• _RAW DATA_
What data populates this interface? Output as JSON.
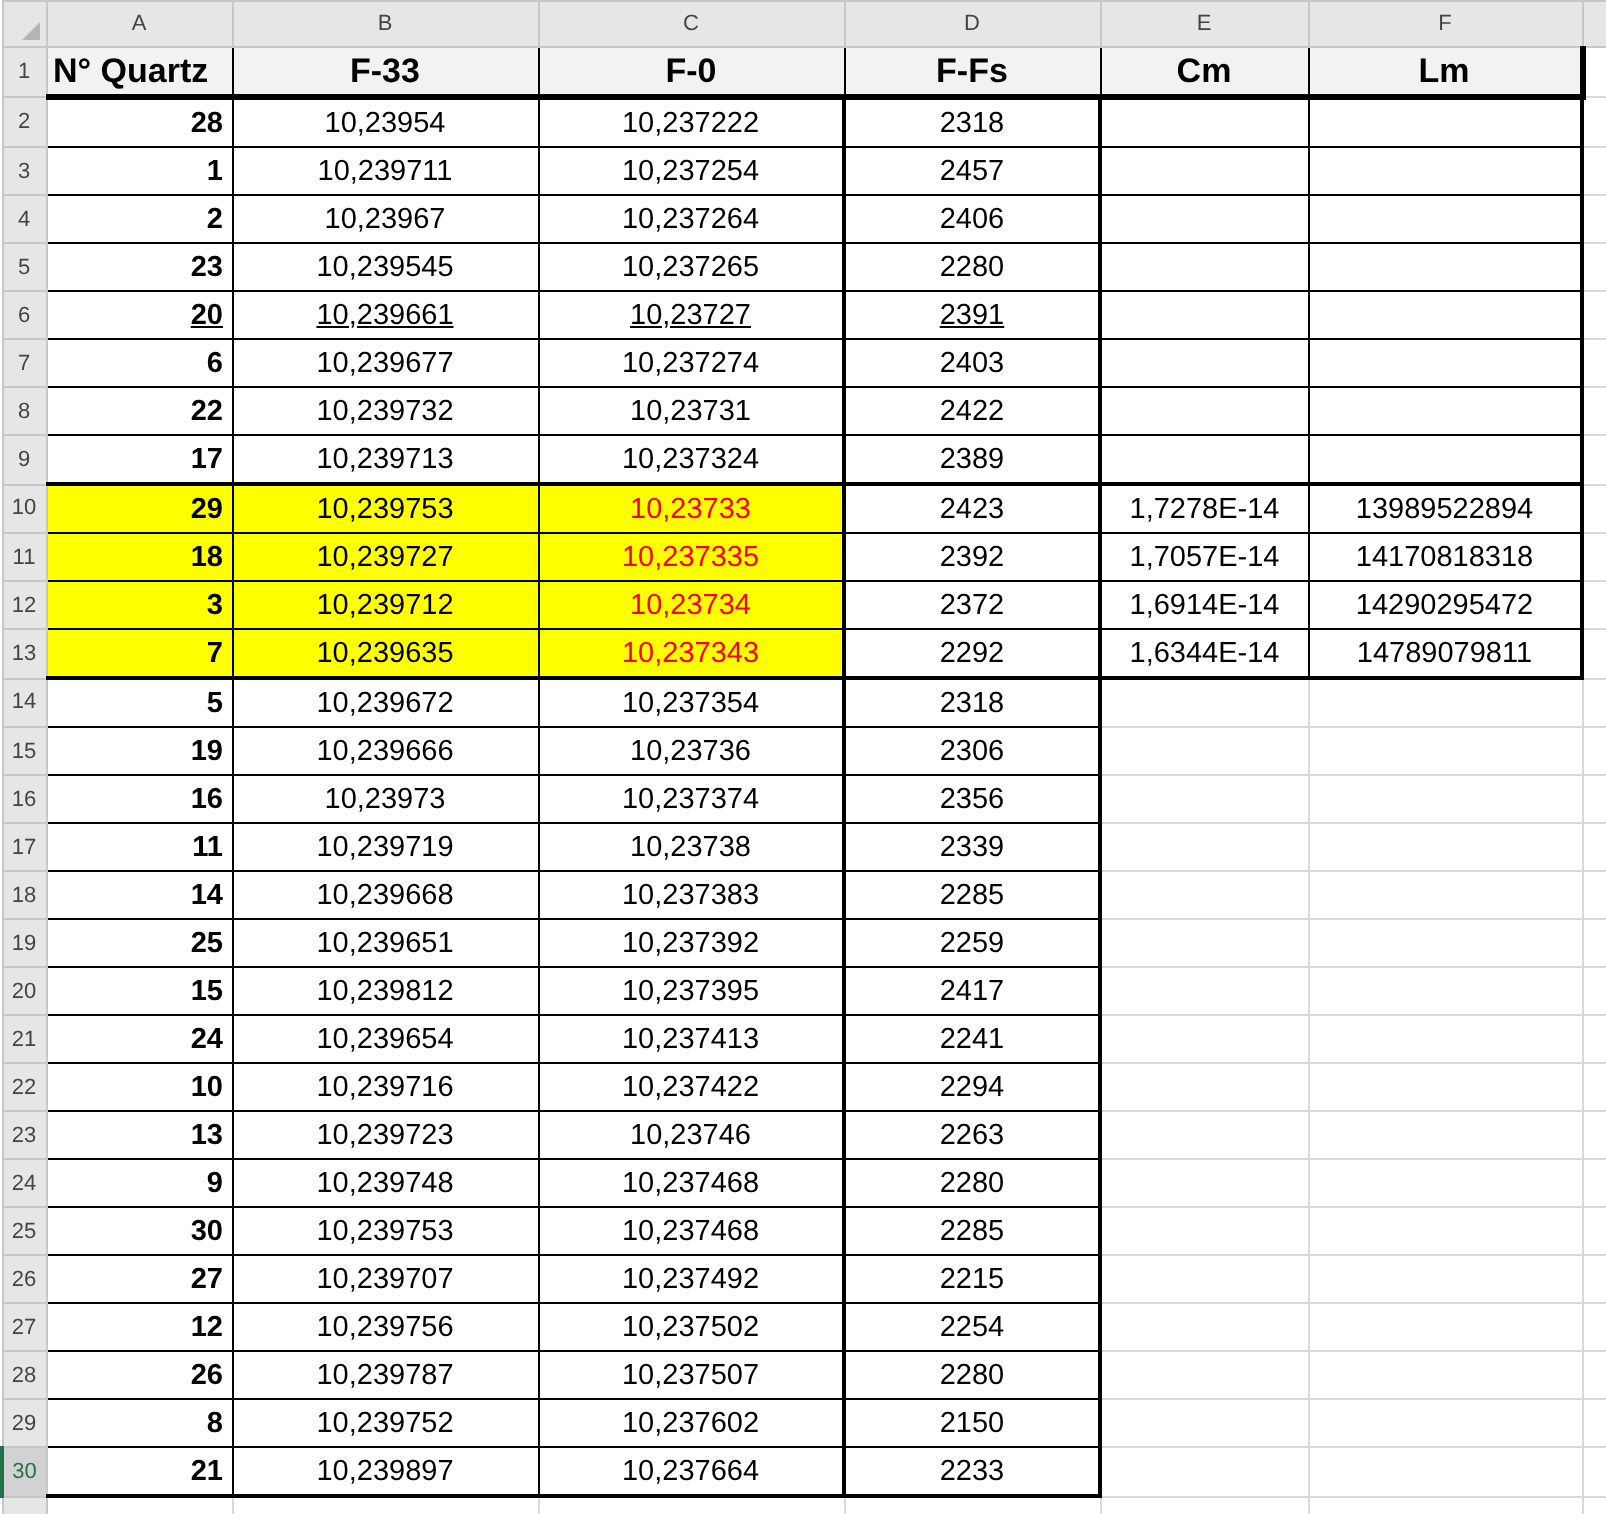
{
  "columns": [
    "A",
    "B",
    "C",
    "D",
    "E",
    "F"
  ],
  "header": {
    "num": "1",
    "labels": [
      "N° Quartz",
      "F-33",
      "F-0",
      "F-Fs",
      "Cm",
      "Lm"
    ]
  },
  "rows": [
    {
      "num": "2",
      "quartz": "28",
      "f33": "10,23954",
      "f0": "10,237222",
      "ffs": "2318",
      "highlighted": false,
      "underlined": false,
      "selected": false
    },
    {
      "num": "3",
      "quartz": "1",
      "f33": "10,239711",
      "f0": "10,237254",
      "ffs": "2457",
      "highlighted": false,
      "underlined": false,
      "selected": false
    },
    {
      "num": "4",
      "quartz": "2",
      "f33": "10,23967",
      "f0": "10,237264",
      "ffs": "2406",
      "highlighted": false,
      "underlined": false,
      "selected": false
    },
    {
      "num": "5",
      "quartz": "23",
      "f33": "10,239545",
      "f0": "10,237265",
      "ffs": "2280",
      "highlighted": false,
      "underlined": false,
      "selected": false
    },
    {
      "num": "6",
      "quartz": "20",
      "f33": "10,239661",
      "f0": "10,23727",
      "ffs": "2391",
      "highlighted": false,
      "underlined": true,
      "selected": false
    },
    {
      "num": "7",
      "quartz": "6",
      "f33": "10,239677",
      "f0": "10,237274",
      "ffs": "2403",
      "highlighted": false,
      "underlined": false,
      "selected": false
    },
    {
      "num": "8",
      "quartz": "22",
      "f33": "10,239732",
      "f0": "10,23731",
      "ffs": "2422",
      "highlighted": false,
      "underlined": false,
      "selected": false
    },
    {
      "num": "9",
      "quartz": "17",
      "f33": "10,239713",
      "f0": "10,237324",
      "ffs": "2389",
      "highlighted": false,
      "underlined": false,
      "selected": false
    },
    {
      "num": "10",
      "quartz": "29",
      "f33": "10,239753",
      "f0": "10,23733",
      "ffs": "2423",
      "cm": "1,7278E-14",
      "lm": "13989522894",
      "highlighted": true,
      "underlined": false,
      "selected": false
    },
    {
      "num": "11",
      "quartz": "18",
      "f33": "10,239727",
      "f0": "10,237335",
      "ffs": "2392",
      "cm": "1,7057E-14",
      "lm": "14170818318",
      "highlighted": true,
      "underlined": false,
      "selected": false
    },
    {
      "num": "12",
      "quartz": "3",
      "f33": "10,239712",
      "f0": "10,23734",
      "ffs": "2372",
      "cm": "1,6914E-14",
      "lm": "14290295472",
      "highlighted": true,
      "underlined": false,
      "selected": false
    },
    {
      "num": "13",
      "quartz": "7",
      "f33": "10,239635",
      "f0": "10,237343",
      "ffs": "2292",
      "cm": "1,6344E-14",
      "lm": "14789079811",
      "highlighted": true,
      "underlined": false,
      "selected": false
    },
    {
      "num": "14",
      "quartz": "5",
      "f33": "10,239672",
      "f0": "10,237354",
      "ffs": "2318",
      "highlighted": false,
      "underlined": false,
      "selected": false
    },
    {
      "num": "15",
      "quartz": "19",
      "f33": "10,239666",
      "f0": "10,23736",
      "ffs": "2306",
      "highlighted": false,
      "underlined": false,
      "selected": false
    },
    {
      "num": "16",
      "quartz": "16",
      "f33": "10,23973",
      "f0": "10,237374",
      "ffs": "2356",
      "highlighted": false,
      "underlined": false,
      "selected": false
    },
    {
      "num": "17",
      "quartz": "11",
      "f33": "10,239719",
      "f0": "10,23738",
      "ffs": "2339",
      "highlighted": false,
      "underlined": false,
      "selected": false
    },
    {
      "num": "18",
      "quartz": "14",
      "f33": "10,239668",
      "f0": "10,237383",
      "ffs": "2285",
      "highlighted": false,
      "underlined": false,
      "selected": false
    },
    {
      "num": "19",
      "quartz": "25",
      "f33": "10,239651",
      "f0": "10,237392",
      "ffs": "2259",
      "highlighted": false,
      "underlined": false,
      "selected": false
    },
    {
      "num": "20",
      "quartz": "15",
      "f33": "10,239812",
      "f0": "10,237395",
      "ffs": "2417",
      "highlighted": false,
      "underlined": false,
      "selected": false
    },
    {
      "num": "21",
      "quartz": "24",
      "f33": "10,239654",
      "f0": "10,237413",
      "ffs": "2241",
      "highlighted": false,
      "underlined": false,
      "selected": false
    },
    {
      "num": "22",
      "quartz": "10",
      "f33": "10,239716",
      "f0": "10,237422",
      "ffs": "2294",
      "highlighted": false,
      "underlined": false,
      "selected": false
    },
    {
      "num": "23",
      "quartz": "13",
      "f33": "10,239723",
      "f0": "10,23746",
      "ffs": "2263",
      "highlighted": false,
      "underlined": false,
      "selected": false
    },
    {
      "num": "24",
      "quartz": "9",
      "f33": "10,239748",
      "f0": "10,237468",
      "ffs": "2280",
      "highlighted": false,
      "underlined": false,
      "selected": false
    },
    {
      "num": "25",
      "quartz": "30",
      "f33": "10,239753",
      "f0": "10,237468",
      "ffs": "2285",
      "highlighted": false,
      "underlined": false,
      "selected": false
    },
    {
      "num": "26",
      "quartz": "27",
      "f33": "10,239707",
      "f0": "10,237492",
      "ffs": "2215",
      "highlighted": false,
      "underlined": false,
      "selected": false
    },
    {
      "num": "27",
      "quartz": "12",
      "f33": "10,239756",
      "f0": "10,237502",
      "ffs": "2254",
      "highlighted": false,
      "underlined": false,
      "selected": false
    },
    {
      "num": "28",
      "quartz": "26",
      "f33": "10,239787",
      "f0": "10,237507",
      "ffs": "2280",
      "highlighted": false,
      "underlined": false,
      "selected": false
    },
    {
      "num": "29",
      "quartz": "8",
      "f33": "10,239752",
      "f0": "10,237602",
      "ffs": "2150",
      "highlighted": false,
      "underlined": false,
      "selected": false
    },
    {
      "num": "30",
      "quartz": "21",
      "f33": "10,239897",
      "f0": "10,237664",
      "ffs": "2233",
      "highlighted": false,
      "underlined": false,
      "selected": true
    }
  ]
}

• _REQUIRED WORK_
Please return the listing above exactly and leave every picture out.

• _ANSWER TO THIS PROBLEM_
What data populates this interface? Output as JSON.
{
  "columns": [
    "A",
    "B",
    "C",
    "D",
    "E",
    "F"
  ],
  "header": {
    "num": "1",
    "labels": [
      "N° Quartz",
      "F-33",
      "F-0",
      "F-Fs",
      "Cm",
      "Lm"
    ]
  },
  "rows": [
    {
      "num": "2",
      "quartz": "28",
      "f33": "10,23954",
      "f0": "10,237222",
      "ffs": "2318",
      "highlighted": false,
      "underlined": false,
      "selected": false
    },
    {
      "num": "3",
      "quartz": "1",
      "f33": "10,239711",
      "f0": "10,237254",
      "ffs": "2457",
      "highlighted": false,
      "underlined": false,
      "selected": false
    },
    {
      "num": "4",
      "quartz": "2",
      "f33": "10,23967",
      "f0": "10,237264",
      "ffs": "2406",
      "highlighted": false,
      "underlined": false,
      "selected": false
    },
    {
      "num": "5",
      "quartz": "23",
      "f33": "10,239545",
      "f0": "10,237265",
      "ffs": "2280",
      "highlighted": false,
      "underlined": false,
      "selected": false
    },
    {
      "num": "6",
      "quartz": "20",
      "f33": "10,239661",
      "f0": "10,23727",
      "ffs": "2391",
      "highlighted": false,
      "underlined": true,
      "selected": false
    },
    {
      "num": "7",
      "quartz": "6",
      "f33": "10,239677",
      "f0": "10,237274",
      "ffs": "2403",
      "highlighted": false,
      "underlined": false,
      "selected": false
    },
    {
      "num": "8",
      "quartz": "22",
      "f33": "10,239732",
      "f0": "10,23731",
      "ffs": "2422",
      "highlighted": false,
      "underlined": false,
      "selected": false
    },
    {
      "num": "9",
      "quartz": "17",
      "f33": "10,239713",
      "f0": "10,237324",
      "ffs": "2389",
      "highlighted": false,
      "underlined": false,
      "selected": false
    },
    {
      "num": "10",
      "quartz": "29",
      "f33": "10,239753",
      "f0": "10,23733",
      "ffs": "2423",
      "cm": "1,7278E-14",
      "lm": "13989522894",
      "highlighted": true,
      "underlined": false,
      "selected": false
    },
    {
      "num": "11",
      "quartz": "18",
      "f33": "10,239727",
      "f0": "10,237335",
      "ffs": "2392",
      "cm": "1,7057E-14",
      "lm": "14170818318",
      "highlighted": true,
      "underlined": false,
      "selected": false
    },
    {
      "num": "12",
      "quartz": "3",
      "f33": "10,239712",
      "f0": "10,23734",
      "ffs": "2372",
      "cm": "1,6914E-14",
      "lm": "14290295472",
      "highlighted": true,
      "underlined": false,
      "selected": false
    },
    {
      "num": "13",
      "quartz": "7",
      "f33": "10,239635",
      "f0": "10,237343",
      "ffs": "2292",
      "cm": "1,6344E-14",
      "lm": "14789079811",
      "highlighted": true,
      "underlined": false,
      "selected": false
    },
    {
      "num": "14",
      "quartz": "5",
      "f33": "10,239672",
      "f0": "10,237354",
      "ffs": "2318",
      "highlighted": false,
      "underlined": false,
      "selected": false
    },
    {
      "num": "15",
      "quartz": "19",
      "f33": "10,239666",
      "f0": "10,23736",
      "ffs": "2306",
      "highlighted": false,
      "underlined": false,
      "selected": false
    },
    {
      "num": "16",
      "quartz": "16",
      "f33": "10,23973",
      "f0": "10,237374",
      "ffs": "2356",
      "highlighted": false,
      "underlined": false,
      "selected": false
    },
    {
      "num": "17",
      "quartz": "11",
      "f33": "10,239719",
      "f0": "10,23738",
      "ffs": "2339",
      "highlighted": false,
      "underlined": false,
      "selected": false
    },
    {
      "num": "18",
      "quartz": "14",
      "f33": "10,239668",
      "f0": "10,237383",
      "ffs": "2285",
      "highlighted": false,
      "underlined": false,
      "selected": false
    },
    {
      "num": "19",
      "quartz": "25",
      "f33": "10,239651",
      "f0": "10,237392",
      "ffs": "2259",
      "highlighted": false,
      "underlined": false,
      "selected": false
    },
    {
      "num": "20",
      "quartz": "15",
      "f33": "10,239812",
      "f0": "10,237395",
      "ffs": "2417",
      "highlighted": false,
      "underlined": false,
      "selected": false
    },
    {
      "num": "21",
      "quartz": "24",
      "f33": "10,239654",
      "f0": "10,237413",
      "ffs": "2241",
      "highlighted": false,
      "underlined": false,
      "selected": false
    },
    {
      "num": "22",
      "quartz": "10",
      "f33": "10,239716",
      "f0": "10,237422",
      "ffs": "2294",
      "highlighted": false,
      "underlined": false,
      "selected": false
    },
    {
      "num": "23",
      "quartz": "13",
      "f33": "10,239723",
      "f0": "10,23746",
      "ffs": "2263",
      "highlighted": false,
      "underlined": false,
      "selected": false
    },
    {
      "num": "24",
      "quartz": "9",
      "f33": "10,239748",
      "f0": "10,237468",
      "ffs": "2280",
      "highlighted": false,
      "underlined": false,
      "selected": false
    },
    {
      "num": "25",
      "quartz": "30",
      "f33": "10,239753",
      "f0": "10,237468",
      "ffs": "2285",
      "highlighted": false,
      "underlined": false,
      "selected": false
    },
    {
      "num": "26",
      "quartz": "27",
      "f33": "10,239707",
      "f0": "10,237492",
      "ffs": "2215",
      "highlighted": false,
      "underlined": false,
      "selected": false
    },
    {
      "num": "27",
      "quartz": "12",
      "f33": "10,239756",
      "f0": "10,237502",
      "ffs": "2254",
      "highlighted": false,
      "underlined": false,
      "selected": false
    },
    {
      "num": "28",
      "quartz": "26",
      "f33": "10,239787",
      "f0": "10,237507",
      "ffs": "2280",
      "highlighted": false,
      "underlined": false,
      "selected": false
    },
    {
      "num": "29",
      "quartz": "8",
      "f33": "10,239752",
      "f0": "10,237602",
      "ffs": "2150",
      "highlighted": false,
      "underlined": false,
      "selected": false
    },
    {
      "num": "30",
      "quartz": "21",
      "f33": "10,239897",
      "f0": "10,237664",
      "ffs": "2233",
      "highlighted": false,
      "underlined": false,
      "selected": true
    }
  ]
}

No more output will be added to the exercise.